TASK STATEMENT:
Output each record verbatim, with pictures left out.

RECORDED DATA:

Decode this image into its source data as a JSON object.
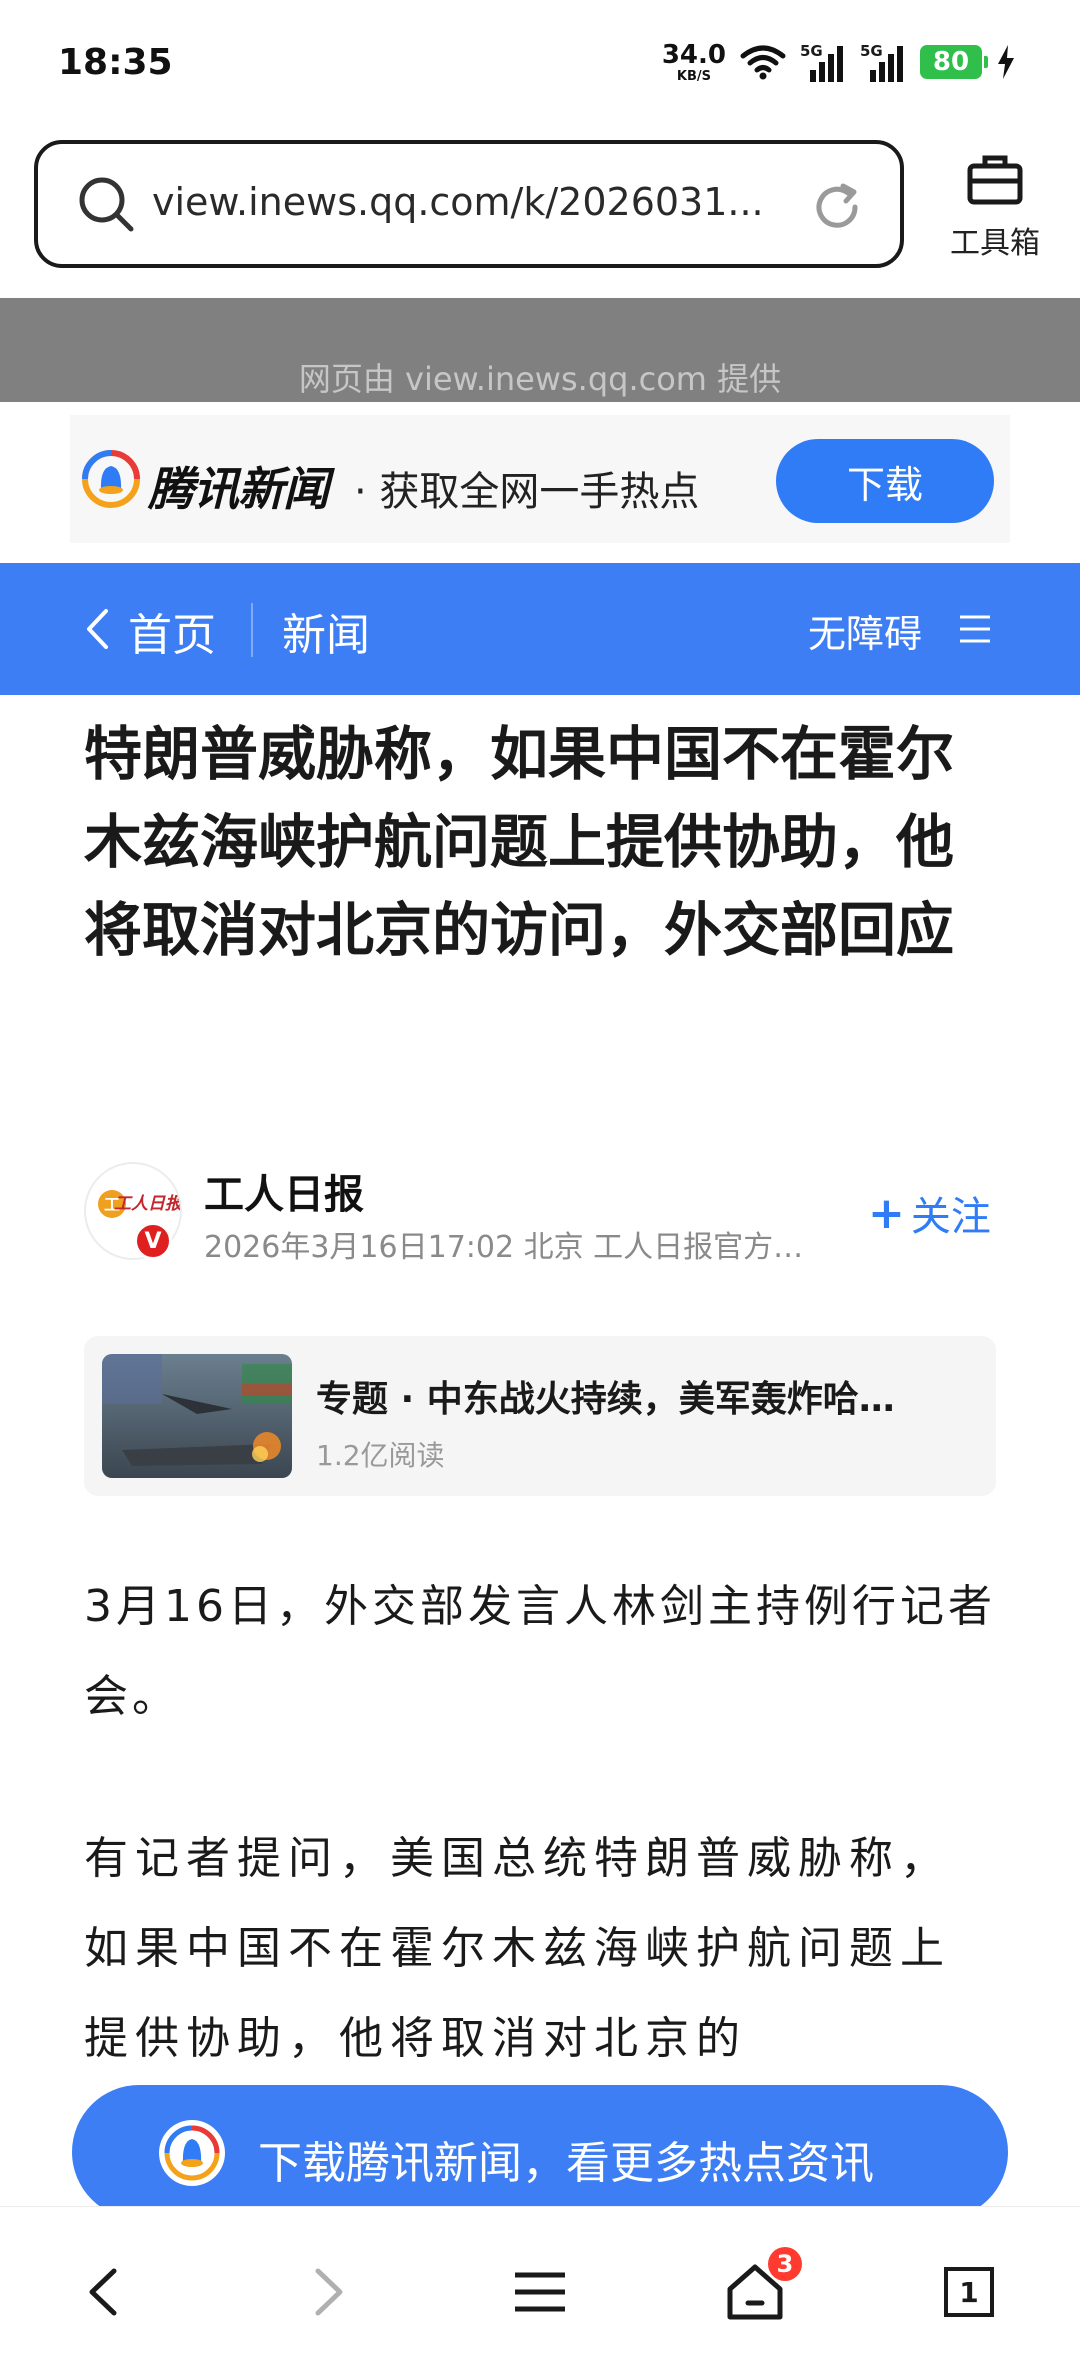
{
  "status_bar": {
    "time": "18:35",
    "net_speed_value": "34.0",
    "net_speed_unit": "KB/S",
    "sim1_label": "5G",
    "sim2_label": "5G",
    "battery_level": "80"
  },
  "browser": {
    "url": "view.inews.qq.com/k/2026031...",
    "toolbox_label": "工具箱",
    "provided_by": "网页由 view.inews.qq.com 提供"
  },
  "promo": {
    "brand": "腾讯新闻",
    "tagline": "· 获取全网一手热点",
    "download_button": "下载"
  },
  "nav": {
    "home": "首页",
    "news": "新闻",
    "accessibility": "无障碍"
  },
  "article": {
    "title": "特朗普威胁称，如果中国不在霍尔木兹海峡护航问题上提供协助，他将取消对北京的访问，外交部回应",
    "author": {
      "name": "工人日报",
      "meta": "2026年3月16日17:02  北京  工人日报官方…",
      "verified_badge": "V",
      "logo_text": "工人日报",
      "follow_label": "关注"
    },
    "topic": {
      "title": "专题 · 中东战火持续，美军轰炸哈…",
      "reads": "1.2亿阅读"
    },
    "paragraphs": [
      "3月16日，外交部发言人林剑主持例行记者会。",
      "有记者提问，美国总统特朗普威胁称，如果中国不在霍尔木兹海峡护航问题上提供协助，他将取消对北京的"
    ]
  },
  "floating_banner": {
    "text": "下载腾讯新闻，看更多热点资讯"
  },
  "bottom_nav": {
    "tab_badge": "3",
    "tab_count": "1"
  },
  "colors": {
    "accent_blue": "#3d7ef5",
    "button_blue": "#2f7cf6",
    "battery_green": "#2fbf4a",
    "badge_red": "#ff3b30"
  }
}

FINISHED TASK:
Decode this image into its source data as a JSON object.
{
  "status_bar": {
    "time": "18:35",
    "net_speed_value": "34.0",
    "net_speed_unit": "KB/S",
    "sim1_label": "5G",
    "sim2_label": "5G",
    "battery_level": "80"
  },
  "browser": {
    "url": "view.inews.qq.com/k/2026031...",
    "toolbox_label": "工具箱",
    "provided_by": "网页由 view.inews.qq.com 提供"
  },
  "promo": {
    "brand": "腾讯新闻",
    "tagline": "· 获取全网一手热点",
    "download_button": "下载"
  },
  "nav": {
    "home": "首页",
    "news": "新闻",
    "accessibility": "无障碍"
  },
  "article": {
    "title": "特朗普威胁称，如果中国不在霍尔木兹海峡护航问题上提供协助，他将取消对北京的访问，外交部回应",
    "author": {
      "name": "工人日报",
      "meta": "2026年3月16日17:02  北京  工人日报官方…",
      "verified_badge": "V",
      "logo_text": "工人日报",
      "follow_label": "关注"
    },
    "topic": {
      "title": "专题 · 中东战火持续，美军轰炸哈…",
      "reads": "1.2亿阅读"
    },
    "paragraphs": [
      "3月16日，外交部发言人林剑主持例行记者会。",
      "有记者提问，美国总统特朗普威胁称，如果中国不在霍尔木兹海峡护航问题上提供协助，他将取消对北京的"
    ]
  },
  "floating_banner": {
    "text": "下载腾讯新闻，看更多热点资讯"
  },
  "bottom_nav": {
    "tab_badge": "3",
    "tab_count": "1"
  },
  "colors": {
    "accent_blue": "#3d7ef5",
    "button_blue": "#2f7cf6",
    "battery_green": "#2fbf4a",
    "badge_red": "#ff3b30"
  }
}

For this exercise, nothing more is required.